All of them passionately supported the idea of replacing Israel, which they called a Zionist “settlers’ state,” with a multi-racial Palestinian state inhabited by Jews. Moslems and Christians on a basis of equality. They said they were prepared to give “reassurances” to the Jews of Israel but insisted that the first peace overtures must come from Israel. They warned that the present struggle could last for another 20 years, blamed the United States for supporting Israel and claimed that the U.S. could pressure Israel into admitting two million Arabs and reconstituting itself into a Middle Eastern rather than an “outsider” nation. Mr. Rashid, presumably speaking for El Fatah, said, “We’ve taken up arms. Until we did that we were ignored. Now the world is sitting up and paying attention.” He claimed that the Palestinians were not offering the Jews a “blood bath” but “concrete proposals for a new state that would bring lasting peace to the Middle East.”

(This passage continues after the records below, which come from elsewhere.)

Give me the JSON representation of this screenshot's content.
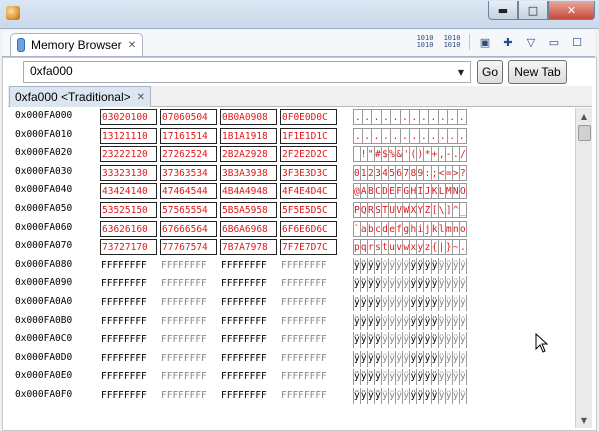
{
  "window": {
    "close_glyph": "✕",
    "minimize_glyph": "▬",
    "maximize_glyph": "□"
  },
  "view": {
    "tab_label": "Memory Browser",
    "tab_close": "✕"
  },
  "toolbar": {
    "binary_1": "1010\n1010",
    "binary_2": "1010\n1010",
    "new_icon": "▣",
    "pin_icon": "✚",
    "menu_icon": "▽",
    "min_icon": "▭",
    "max_icon": "☐"
  },
  "address": {
    "value": "0xfa000",
    "arrow": "▼"
  },
  "buttons": {
    "go": "Go",
    "new_tab": "New Tab"
  },
  "rendering_tab": {
    "label": "0xfa000 <Traditional>",
    "close": "✕"
  },
  "memory": {
    "rows": [
      {
        "addr": "0x000FA000",
        "cells": [
          "03020100",
          "07060504",
          "0B0A0908",
          "0F0E0D0C"
        ],
        "ascii": [
          ".",
          ".",
          ".",
          ".",
          ".",
          ".",
          ".",
          "."
        ],
        "ascii2": [
          ".",
          ".",
          ".",
          "."
        ],
        "changed": true
      },
      {
        "addr": "0x000FA010",
        "cells": [
          "13121110",
          "17161514",
          "1B1A1918",
          "1F1E1D1C"
        ],
        "ascii": [
          ".",
          ".",
          ".",
          ".",
          ".",
          ".",
          ".",
          "."
        ],
        "ascii2": [
          ".",
          ".",
          ".",
          "."
        ],
        "changed": true
      },
      {
        "addr": "0x000FA020",
        "cells": [
          "23222120",
          "27262524",
          "2B2A2928",
          "2F2E2D2C"
        ],
        "ascii": [
          " ",
          "!",
          "\"",
          "#",
          "$",
          "%",
          "&",
          "'"
        ],
        "ascii2": [
          "(",
          ")",
          "*",
          "+",
          ",",
          "-",
          ".",
          "/"
        ],
        "changed": true
      },
      {
        "addr": "0x000FA030",
        "cells": [
          "33323130",
          "37363534",
          "3B3A3938",
          "3F3E3D3C"
        ],
        "ascii": [
          "0",
          "1",
          "2",
          "3",
          "4",
          "5",
          "6",
          "7"
        ],
        "ascii2": [
          "8",
          "9",
          ":",
          ";",
          "<",
          "=",
          ">",
          "?"
        ],
        "changed": true
      },
      {
        "addr": "0x000FA040",
        "cells": [
          "43424140",
          "47464544",
          "4B4A4948",
          "4F4E4D4C"
        ],
        "ascii": [
          "@",
          "A",
          "B",
          "C",
          "D",
          "E",
          "F",
          "G"
        ],
        "ascii2": [
          "H",
          "I",
          "J",
          "K",
          "L",
          "M",
          "N",
          "O"
        ],
        "changed": true
      },
      {
        "addr": "0x000FA050",
        "cells": [
          "53525150",
          "57565554",
          "5B5A5958",
          "5F5E5D5C"
        ],
        "ascii": [
          "P",
          "Q",
          "R",
          "S",
          "T",
          "U",
          "V",
          "W"
        ],
        "ascii2": [
          "X",
          "Y",
          "Z",
          "[",
          "\\",
          "]",
          "^",
          "_"
        ],
        "changed": true
      },
      {
        "addr": "0x000FA060",
        "cells": [
          "63626160",
          "67666564",
          "6B6A6968",
          "6F6E6D6C"
        ],
        "ascii": [
          "`",
          "a",
          "b",
          "c",
          "d",
          "e",
          "f",
          "g"
        ],
        "ascii2": [
          "h",
          "i",
          "j",
          "k",
          "l",
          "m",
          "n",
          "o"
        ],
        "changed": true
      },
      {
        "addr": "0x000FA070",
        "cells": [
          "73727170",
          "77767574",
          "7B7A7978",
          "7F7E7D7C"
        ],
        "ascii": [
          "p",
          "q",
          "r",
          "s",
          "t",
          "u",
          "v",
          "w"
        ],
        "ascii2": [
          "x",
          "y",
          "z",
          "{",
          "|",
          "}",
          "~",
          "."
        ],
        "changed": true
      },
      {
        "addr": "0x000FA080",
        "cells": [
          "FFFFFFFF",
          "FFFFFFFF",
          "FFFFFFFF",
          "FFFFFFFF"
        ],
        "ascii": [
          "ÿ",
          "ÿ",
          "ÿ",
          "ÿ",
          "ÿ",
          "ÿ",
          "ÿ",
          "ÿ"
        ],
        "ascii2": [
          "ÿ",
          "ÿ",
          "ÿ",
          "ÿ",
          "ÿ",
          "ÿ",
          "ÿ",
          "ÿ"
        ],
        "changed": false
      },
      {
        "addr": "0x000FA090",
        "cells": [
          "FFFFFFFF",
          "FFFFFFFF",
          "FFFFFFFF",
          "FFFFFFFF"
        ],
        "ascii": [
          "ÿ",
          "ÿ",
          "ÿ",
          "ÿ",
          "ÿ",
          "ÿ",
          "ÿ",
          "ÿ"
        ],
        "ascii2": [
          "ÿ",
          "ÿ",
          "ÿ",
          "ÿ",
          "ÿ",
          "ÿ",
          "ÿ",
          "ÿ"
        ],
        "changed": false
      },
      {
        "addr": "0x000FA0A0",
        "cells": [
          "FFFFFFFF",
          "FFFFFFFF",
          "FFFFFFFF",
          "FFFFFFFF"
        ],
        "ascii": [
          "ÿ",
          "ÿ",
          "ÿ",
          "ÿ",
          "ÿ",
          "ÿ",
          "ÿ",
          "ÿ"
        ],
        "ascii2": [
          "ÿ",
          "ÿ",
          "ÿ",
          "ÿ",
          "ÿ",
          "ÿ",
          "ÿ",
          "ÿ"
        ],
        "changed": false
      },
      {
        "addr": "0x000FA0B0",
        "cells": [
          "FFFFFFFF",
          "FFFFFFFF",
          "FFFFFFFF",
          "FFFFFFFF"
        ],
        "ascii": [
          "ÿ",
          "ÿ",
          "ÿ",
          "ÿ",
          "ÿ",
          "ÿ",
          "ÿ",
          "ÿ"
        ],
        "ascii2": [
          "ÿ",
          "ÿ",
          "ÿ",
          "ÿ",
          "ÿ",
          "ÿ",
          "ÿ",
          "ÿ"
        ],
        "changed": false
      },
      {
        "addr": "0x000FA0C0",
        "cells": [
          "FFFFFFFF",
          "FFFFFFFF",
          "FFFFFFFF",
          "FFFFFFFF"
        ],
        "ascii": [
          "ÿ",
          "ÿ",
          "ÿ",
          "ÿ",
          "ÿ",
          "ÿ",
          "ÿ",
          "ÿ"
        ],
        "ascii2": [
          "ÿ",
          "ÿ",
          "ÿ",
          "ÿ",
          "ÿ",
          "ÿ",
          "ÿ",
          "ÿ"
        ],
        "changed": false
      },
      {
        "addr": "0x000FA0D0",
        "cells": [
          "FFFFFFFF",
          "FFFFFFFF",
          "FFFFFFFF",
          "FFFFFFFF"
        ],
        "ascii": [
          "ÿ",
          "ÿ",
          "ÿ",
          "ÿ",
          "ÿ",
          "ÿ",
          "ÿ",
          "ÿ"
        ],
        "ascii2": [
          "ÿ",
          "ÿ",
          "ÿ",
          "ÿ",
          "ÿ",
          "ÿ",
          "ÿ",
          "ÿ"
        ],
        "changed": false
      },
      {
        "addr": "0x000FA0E0",
        "cells": [
          "FFFFFFFF",
          "FFFFFFFF",
          "FFFFFFFF",
          "FFFFFFFF"
        ],
        "ascii": [
          "ÿ",
          "ÿ",
          "ÿ",
          "ÿ",
          "ÿ",
          "ÿ",
          "ÿ",
          "ÿ"
        ],
        "ascii2": [
          "ÿ",
          "ÿ",
          "ÿ",
          "ÿ",
          "ÿ",
          "ÿ",
          "ÿ",
          "ÿ"
        ],
        "changed": false
      },
      {
        "addr": "0x000FA0F0",
        "cells": [
          "FFFFFFFF",
          "FFFFFFFF",
          "FFFFFFFF",
          "FFFFFFFF"
        ],
        "ascii": [
          "ÿ",
          "ÿ",
          "ÿ",
          "ÿ",
          "ÿ",
          "ÿ",
          "ÿ",
          "ÿ"
        ],
        "ascii2": [
          "ÿ",
          "ÿ",
          "ÿ",
          "ÿ",
          "ÿ",
          "ÿ",
          "ÿ",
          "ÿ"
        ],
        "changed": false
      }
    ]
  },
  "scrollbar": {
    "up": "▲",
    "down": "▼"
  }
}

Prof. Ibrahim spoke of a “new policy adopted by the Palestinian movement, namely that we are now willing to live in peace and harmony with all the Jews in the land of Palestine.” Mr. Kannan said. “The initiative, in the short term, lies in Israeli hands.” Dr. Cattan said. “The sovereignty of Palestine does not belong to the Arab states and therefore cannot be bargained away under cover of the UN resolution.” He insisted that if Israel had pulled back from the occupied Arab territories immediately after the June, 1967 war,” it would not have been in return for nothing.” Prof. Khalidi said, “The Israelis must begin thinking about how they can fit into the Middle East and dismantle Fortress Israel. They are wedded to a colonial concept, thinking of Arabs as inferior. The only thing they understand is force. We Palestinians are hardly backward. We have 60,000 university graduates.” The interviewees rejected the idea of a Palestinian state on the West Bank because “a puppet state coexisting with a racist state…(is) unacceptable.” All of the Palestinians conceded that even if the Israelis agreed to a multi-national Palestine it would take a long, drawn out process to achieve it. Dr. Cattan said, “After two decades of warfare reasonable men can sit down and work out some form of government that would ensure full rights for all concerned.” Prof. Ibrahim said, “If they can take in two million Jews, why not two million Palestinians?”